What needs to be done: From the first line to the last, reproduce the records exactly.

Exercise material section start

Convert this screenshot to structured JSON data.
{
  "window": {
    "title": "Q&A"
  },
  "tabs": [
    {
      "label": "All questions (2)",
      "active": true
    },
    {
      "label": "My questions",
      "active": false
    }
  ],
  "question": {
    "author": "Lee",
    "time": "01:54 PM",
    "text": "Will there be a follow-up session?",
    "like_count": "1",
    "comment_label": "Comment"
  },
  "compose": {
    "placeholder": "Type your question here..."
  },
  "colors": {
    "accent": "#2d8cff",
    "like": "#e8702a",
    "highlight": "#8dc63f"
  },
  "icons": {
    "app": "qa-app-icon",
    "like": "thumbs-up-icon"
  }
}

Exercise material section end

Output for this exercise:
Convert this screenshot to structured JSON data.
{
  "window": {
    "title": "Q&A"
  },
  "tabs": [
    {
      "label": "All questions (2)",
      "active": true
    },
    {
      "label": "My questions",
      "active": false
    }
  ],
  "question": {
    "author": "Lee",
    "time": "01:54 PM",
    "text": "Will there be a follow-up session?",
    "like_count": "1",
    "comment_label": "Comment"
  },
  "compose": {
    "placeholder": "Type your question here..."
  },
  "colors": {
    "accent": "#2d8cff",
    "like": "#e8702a",
    "highlight": "#8dc63f"
  },
  "icons": {
    "app": "qa-app-icon",
    "like": "thumbs-up-icon"
  }
}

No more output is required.